DATA EXCERPTS below:

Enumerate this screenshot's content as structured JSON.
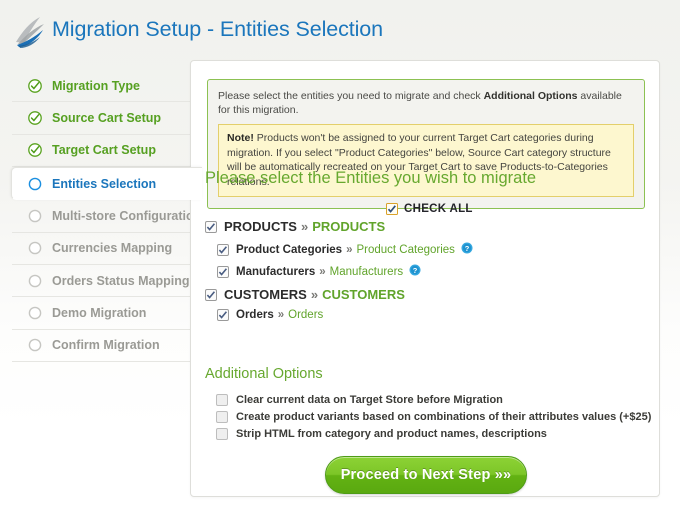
{
  "header": {
    "title": "Migration Setup - Entities Selection",
    "logo_icon": "swoosh-arrow-logo"
  },
  "sidebar": {
    "items": [
      {
        "label": "Migration Type",
        "state": "done"
      },
      {
        "label": "Source Cart Setup",
        "state": "done"
      },
      {
        "label": "Target Cart Setup",
        "state": "done"
      },
      {
        "label": "Entities Selection",
        "state": "active"
      },
      {
        "label": "Multi-store Configuration",
        "state": "pending"
      },
      {
        "label": "Currencies Mapping",
        "state": "pending"
      },
      {
        "label": "Orders Status Mapping",
        "state": "pending"
      },
      {
        "label": "Demo Migration",
        "state": "pending"
      },
      {
        "label": "Confirm Migration",
        "state": "pending"
      }
    ]
  },
  "notice": {
    "intro_before": "Please select the entities you need to migrate and check ",
    "intro_bold": "Additional Options",
    "intro_after": " available for this migration.",
    "note_label": "Note!",
    "note_text": " Products won't be assigned to your current Target Cart categories during migration. If you select \"Product Categories\" below, Source Cart category structure will be automatically recreated on your Target Cart to save Products-to-Categories relations."
  },
  "entities": {
    "heading": "Please select the Entities you wish to migrate",
    "check_all_label": "CHECK ALL",
    "check_all_checked": true,
    "rows": [
      {
        "source": "PRODUCTS",
        "arrow": "»",
        "target": "PRODUCTS",
        "level": "top",
        "checked": true,
        "help": false
      },
      {
        "source": "Product Categories",
        "arrow": "»",
        "target": "Product Categories",
        "level": "sub",
        "checked": true,
        "help": true
      },
      {
        "source": "Manufacturers",
        "arrow": "»",
        "target": "Manufacturers",
        "level": "sub",
        "checked": true,
        "help": true
      },
      {
        "source": "CUSTOMERS",
        "arrow": "»",
        "target": "CUSTOMERS",
        "level": "top",
        "checked": true,
        "help": false
      },
      {
        "source": "Orders",
        "arrow": "»",
        "target": "Orders",
        "level": "sub",
        "checked": true,
        "help": false
      }
    ]
  },
  "additional_options": {
    "heading": "Additional Options",
    "options": [
      {
        "label": "Clear current data on Target Store before Migration",
        "checked": false
      },
      {
        "label": "Create product variants based on combinations of their attributes values (+$25)",
        "checked": false
      },
      {
        "label": "Strip HTML from category and product names, descriptions",
        "checked": false
      }
    ]
  },
  "proceed": {
    "label": "Proceed to Next Step »»"
  },
  "colors": {
    "title_blue": "#1b76bc",
    "done_green": "#56a021",
    "heading_green": "#67a82f",
    "button_green": "#7cc628",
    "note_yellow": "#fdf7cf",
    "pending_gray": "#9a9a95"
  }
}
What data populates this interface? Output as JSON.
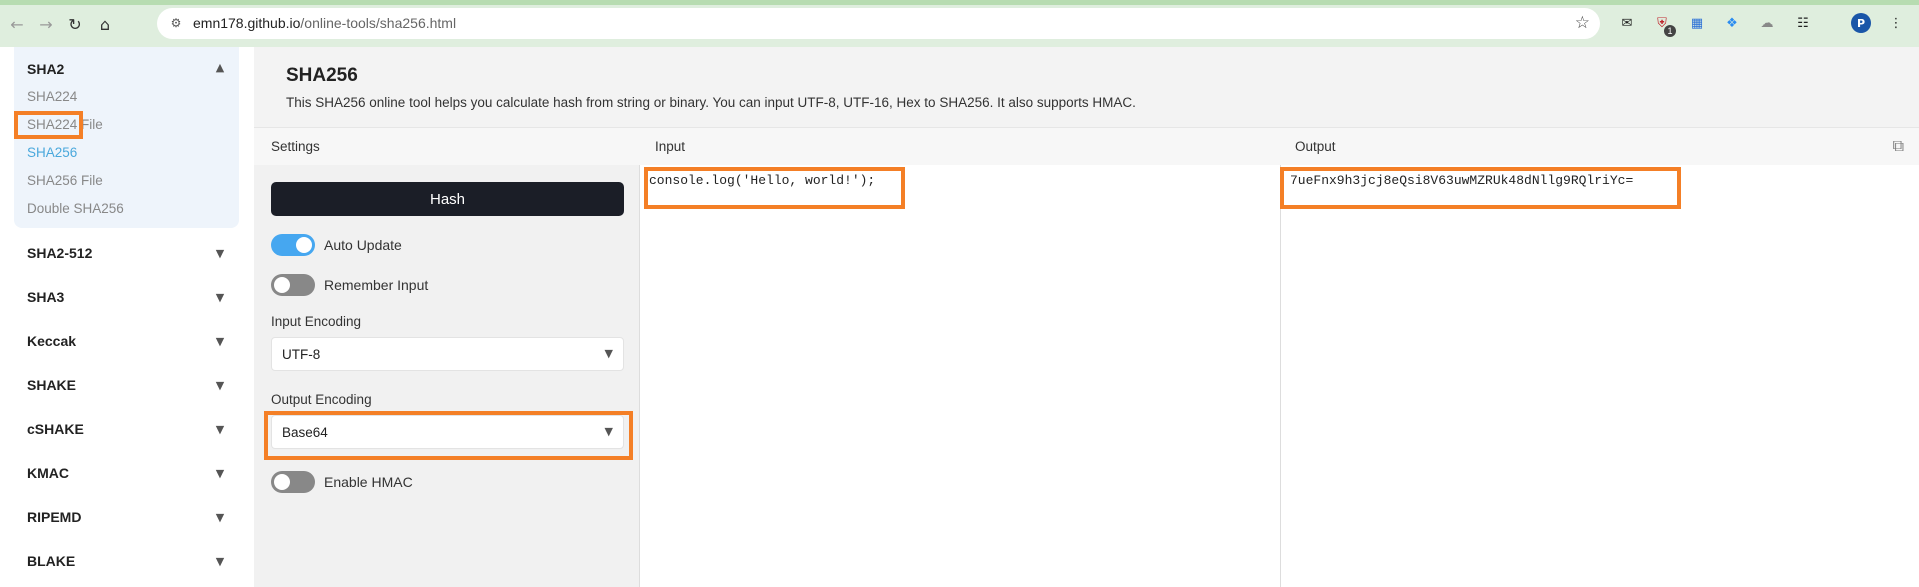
{
  "browser": {
    "url_host": "emn178.github.io",
    "url_path": "/online-tools/sha256.html",
    "extension_badge": "1",
    "profile_initial": "P"
  },
  "sidebar": {
    "open_group": {
      "label": "SHA2",
      "items": [
        {
          "label": "SHA224",
          "active": false
        },
        {
          "label": "SHA224 File",
          "active": false
        },
        {
          "label": "SHA256",
          "active": true
        },
        {
          "label": "SHA256 File",
          "active": false
        },
        {
          "label": "Double SHA256",
          "active": false
        }
      ]
    },
    "groups": [
      "SHA2-512",
      "SHA3",
      "Keccak",
      "SHAKE",
      "cSHAKE",
      "KMAC",
      "RIPEMD",
      "BLAKE"
    ]
  },
  "page": {
    "title": "SHA256",
    "description": "This SHA256 online tool helps you calculate hash from string or binary. You can input UTF-8, UTF-16, Hex to SHA256. It also supports HMAC."
  },
  "columns": {
    "settings": "Settings",
    "input": "Input",
    "output": "Output"
  },
  "settings": {
    "hash_button": "Hash",
    "auto_update": {
      "label": "Auto Update",
      "on": true
    },
    "remember_input": {
      "label": "Remember Input",
      "on": false
    },
    "input_encoding": {
      "label": "Input Encoding",
      "value": "UTF-8"
    },
    "output_encoding": {
      "label": "Output Encoding",
      "value": "Base64"
    },
    "enable_hmac": {
      "label": "Enable HMAC",
      "on": false
    }
  },
  "input_text": "console.log('Hello, world!');",
  "output_text": "7ueFnx9h3jcj8eQsi8V63uwMZRUk48dNllg9RQlriYc=",
  "colors": {
    "accent": "#4aa8dc",
    "highlight": "#f47f26",
    "button": "#1b1e27",
    "toggle_on": "#46a7f0"
  }
}
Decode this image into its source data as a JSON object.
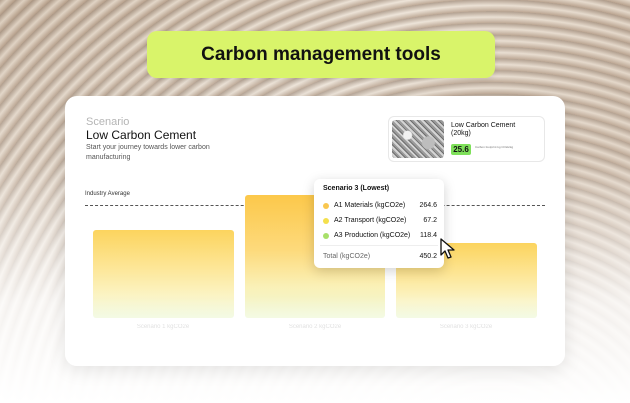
{
  "banner": {
    "title": "Carbon management tools"
  },
  "card": {
    "eyebrow": "Scenario",
    "title": "Low Carbon Cement",
    "description": "Start your journey towards lower carbon manufacturing",
    "product": {
      "name": "Low Carbon Cement (20kg)",
      "score": "25.6",
      "score_label": "Carbon footprint kg CO2e/kg"
    },
    "industry_average_label": "Industry Average",
    "scenarios": [
      {
        "label": "Scenario 1 kgCO2e"
      },
      {
        "label": "Scenario 2 kgCO2e"
      },
      {
        "label": "Scenario 3 kgCO2e"
      }
    ]
  },
  "tooltip": {
    "title": "Scenario 3 (Lowest)",
    "rows": [
      {
        "name": "A1 Materials (kgCO2e)",
        "value": "264.6",
        "color": "#f9c74f"
      },
      {
        "name": "A2 Transport (kgCO2e)",
        "value": "67.2",
        "color": "#f4e04d"
      },
      {
        "name": "A3 Production (kgCO2e)",
        "value": "118.4",
        "color": "#a8e06a"
      }
    ],
    "total_label": "Total (kgCO2e)",
    "total_value": "450.2"
  },
  "icons": {
    "cursor": "cursor-arrow-icon"
  }
}
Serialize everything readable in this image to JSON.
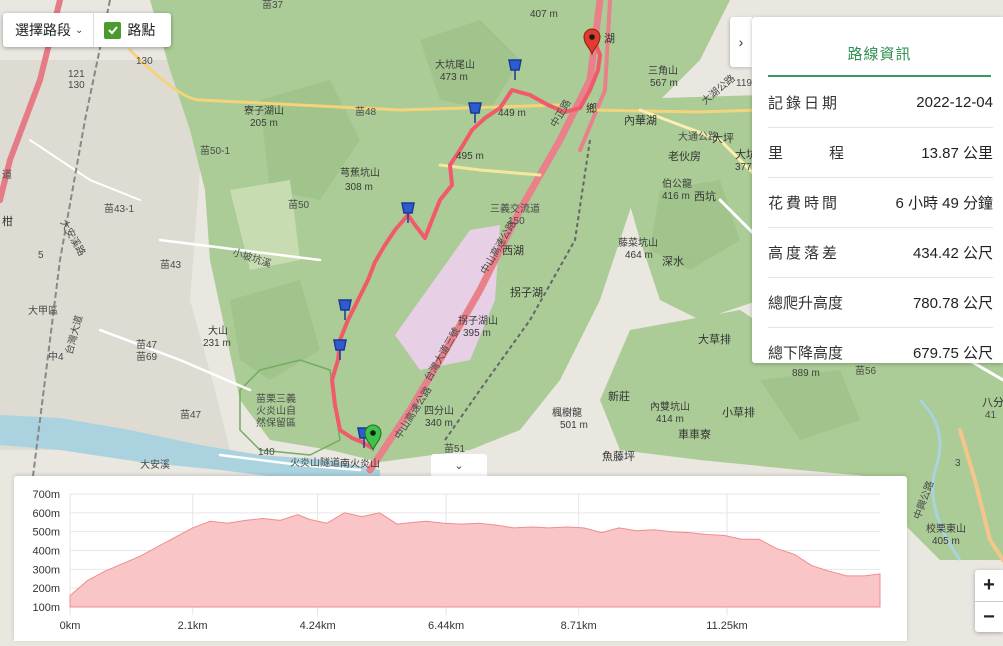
{
  "controls": {
    "route_select_label": "選擇路段",
    "waypoint_label": "路點"
  },
  "panel": {
    "tab_title": "路線資訊",
    "rows": [
      {
        "label": "記錄日期",
        "value": "2022-12-04"
      },
      {
        "label": "里程",
        "value": "13.87 公里"
      },
      {
        "label": "花費時間",
        "value": "6 小時 49 分鐘"
      },
      {
        "label": "高度落差",
        "value": "434.42 公尺"
      },
      {
        "label": "總爬升高度",
        "value": "780.78 公尺"
      },
      {
        "label": "總下降高度",
        "value": "679.75 公尺"
      }
    ]
  },
  "map": {
    "colors": {
      "land": "#e9e7e0",
      "forest": "#aacb95",
      "forest_dark": "#9cc287",
      "urban": "#d9d5cc",
      "river": "#aad3df",
      "route": "#f05a6a",
      "highway": "#e8818a",
      "railway": "#777777"
    },
    "labels": {
      "l1": "苗37",
      "l2": "大坑尾山",
      "l3": "473 m",
      "l4": "三角山",
      "l5": "567 m",
      "l6": "121",
      "l7": "130",
      "l8": "130",
      "l9": "寮子湖山",
      "l10": "205 m",
      "l11": "苗48",
      "l12": "449 m",
      "l13": "鄉",
      "l14": "內華湖",
      "l15": "大坪",
      "l16": "苗50-1",
      "l17": "老伙房",
      "l18": "芎蕉坑山",
      "l19": "308 m",
      "l20": "495 m",
      "l21": "伯公龍",
      "l22": "416 m",
      "l23": "西坑",
      "l24": "苗43-1",
      "l25": "苗50",
      "l26": "三義交流道",
      "l27": "150",
      "l28": "西湖",
      "l29": "藤菜坑山",
      "l30": "464 m",
      "l31": "深水",
      "l32": "苗43",
      "l33": "大甲區",
      "l34": "拐子湖",
      "l35": "拐子湖山",
      "l36": "395 m",
      "l37": "大山",
      "l38": "231 m",
      "l39": "大草排",
      "l40": "中4",
      "l41": "苗47",
      "l42": "苗69",
      "l43": "苗56",
      "l44": "新莊",
      "l45": "苗栗三義",
      "l46": "火炎山自",
      "l47": "然保留區",
      "l48": "苗47",
      "l49": "四分山",
      "l50": "340 m",
      "l51": "楓樹龍",
      "l52": "501 m",
      "l53": "內雙坑山",
      "l54": "414 m",
      "l55": "小草排",
      "l56": "車車寮",
      "l57": "140",
      "l58": "火炎山隧道",
      "l59": "南火炎山",
      "l60": "苗51",
      "l61": "魚藤坪",
      "l62": "大安溪",
      "l63": "3",
      "l64": "校栗東山",
      "l65": "405 m",
      "l66": "119",
      "l67": "407 m",
      "l68": "889 m",
      "l69": "377",
      "l70": "大坑",
      "l71": "湖",
      "l72": "中山高速公路",
      "l73": "台灣大道",
      "l74": "八分",
      "l75": "41",
      "l76": "5",
      "l77": "道",
      "l78": "柑",
      "l79": "大湖公路",
      "l80": "大通公路",
      "l81": "大安溪路",
      "l82": "中正路",
      "l83": "中山高速公路",
      "l84": "小坡坑溪",
      "l85": "中興公路",
      "l86": "台灣大道三號"
    }
  },
  "profile": {
    "y_ticks": [
      "700m",
      "600m",
      "500m",
      "400m",
      "300m",
      "200m",
      "100m"
    ],
    "x_ticks": [
      "0km",
      "2.1km",
      "4.24km",
      "6.44km",
      "8.71km",
      "11.25km"
    ]
  },
  "chart_data": {
    "type": "area",
    "title": "",
    "xlabel": "",
    "ylabel": "",
    "x_unit": "km",
    "y_unit": "m",
    "xlim": [
      0,
      13.87
    ],
    "ylim": [
      100,
      700
    ],
    "grid": true,
    "series": [
      {
        "x": [
          0,
          0.3,
          0.6,
          0.9,
          1.2,
          1.5,
          1.8,
          2.1,
          2.4,
          2.7,
          3.0,
          3.3,
          3.6,
          3.9,
          4.1,
          4.4,
          4.7,
          5.0,
          5.3,
          5.6,
          5.9,
          6.1,
          6.4,
          6.7,
          7.0,
          7.3,
          7.6,
          7.9,
          8.2,
          8.5,
          8.8,
          9.1,
          9.4,
          9.7,
          10.0,
          10.3,
          10.6,
          10.9,
          11.2,
          11.5,
          11.8,
          12.1,
          12.4,
          12.7,
          13.0,
          13.3,
          13.6,
          13.87
        ],
        "y": [
          160,
          240,
          290,
          330,
          370,
          420,
          470,
          520,
          555,
          545,
          560,
          570,
          560,
          590,
          565,
          545,
          600,
          580,
          600,
          540,
          550,
          555,
          545,
          540,
          545,
          535,
          520,
          525,
          520,
          525,
          520,
          495,
          520,
          505,
          510,
          500,
          495,
          485,
          480,
          460,
          460,
          410,
          380,
          320,
          290,
          265,
          265,
          275
        ]
      }
    ]
  },
  "zoom": {
    "in": "+",
    "out": "−"
  },
  "collapse_icon": "⌄",
  "panel_toggle_icon": "›"
}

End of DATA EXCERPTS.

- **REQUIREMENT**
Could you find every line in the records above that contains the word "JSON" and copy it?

- **PROBLEM SOLUTION**
Enumerate this screenshot's content as structured JSON.
What data populates this interface? Output as JSON.
Decode this image into its source data as a JSON object.
Serialize everything readable in this image to JSON.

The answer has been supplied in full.